Recently I was copied on an email sent from a well-known nonfiction author to other nonfiction writers. The author was wondering about how to deal with an editor who was suggesting the addition of lots of "extras" to the book she was writing. These extras could be videos linked to an e-book, sidebars or "fun facts," photographs and illustrations, graphs, charts, tables, and more.
Now those of us who teach may already be aware of the research that says that "extras" that distract readers attention from the main idea of a text do affect comprehension...and not in a good way. Kids may begin to believe that the interesting facts offered are, in fact, the main idea. After all, look how interesting they are! They must be important.
Here's what I think. When all the nonfiction features are working together in a supportive way, then that constitutes excellent nonfiction. Check out Locomotive, the best example I know of how nonfiction features support each other. That is, the
main idea, structure, style, integration of visual information, and
disciplinary thinking are mutually supportive. An excellent text doesn't need extraneous extras to amuse and excite readers. It's already engaging enough.
Don't get me wrong. I am not against extras. I am only against extras that distract readers and don't help them build understanding of the main idea of a book. And, I am finding it very encouraging that writers and teachers are coming to the same conclusion. That's probably because good writers don't need distracting extras because they write so well that their writing both informs and holds our interest.

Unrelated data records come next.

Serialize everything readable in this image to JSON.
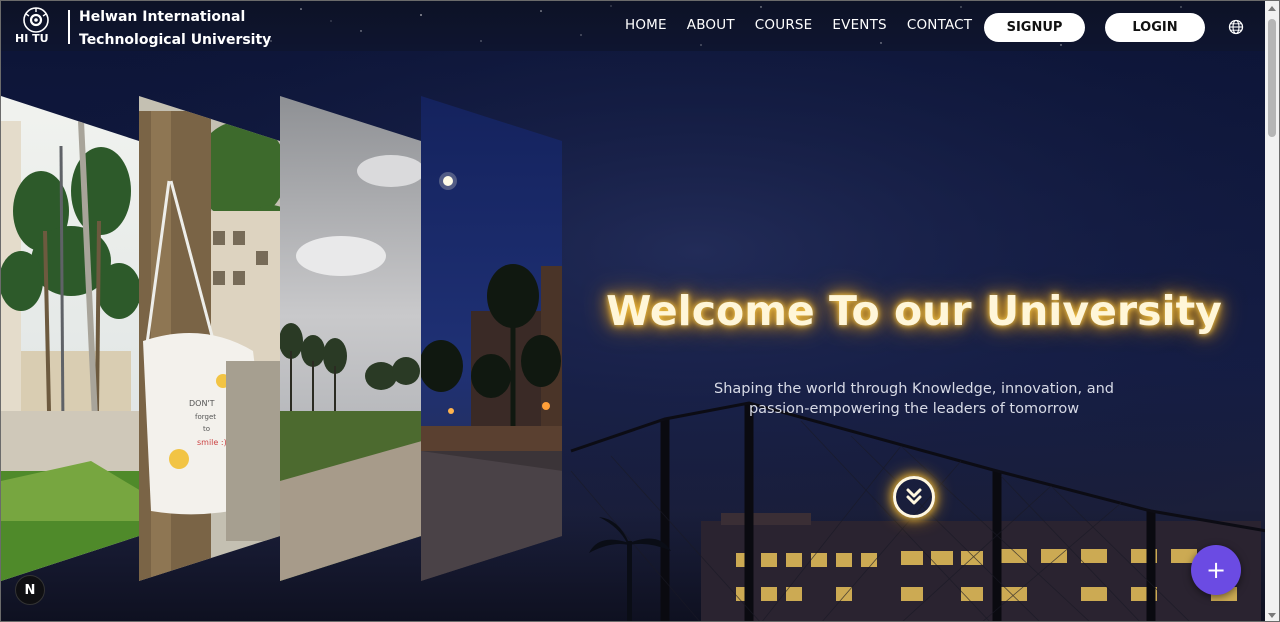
{
  "brand": {
    "logo_text": "HI TU",
    "name_line1": "Helwan International",
    "name_line2": "Technological University"
  },
  "nav": {
    "items": [
      {
        "label": "HOME"
      },
      {
        "label": "ABOUT"
      },
      {
        "label": "COURSE"
      },
      {
        "label": "EVENTS"
      },
      {
        "label": "CONTACT"
      }
    ],
    "signup_label": "SIGNUP",
    "login_label": "LOGIN",
    "language_icon": "globe-icon"
  },
  "hero": {
    "title": "Welcome To our University",
    "subtitle_line1": "Shaping the world through Knowledge, innovation, and",
    "subtitle_line2": "passion-empowering the leaders of tomorrow",
    "scroll_icon": "double-chevron-down-icon",
    "panel_images": [
      "campus-palm-trees",
      "tote-bag-on-tree",
      "cloudy-sky-campus",
      "night-campus-moon"
    ]
  },
  "fab": {
    "label": "+",
    "icon": "plus-icon"
  },
  "dev_badge": {
    "label": "N"
  },
  "colors": {
    "nav_bg": "#0d1226",
    "hero_bg": "#0b1230",
    "title_glow": "#f0a81e",
    "fab": "#6b4be3",
    "button_bg": "#ffffff"
  }
}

So, I am thinking that when we look as "extras," we ought to ask: Does that feature support the main idea of the book or does it distract from its message? Such a simple question just might yield surprising answers.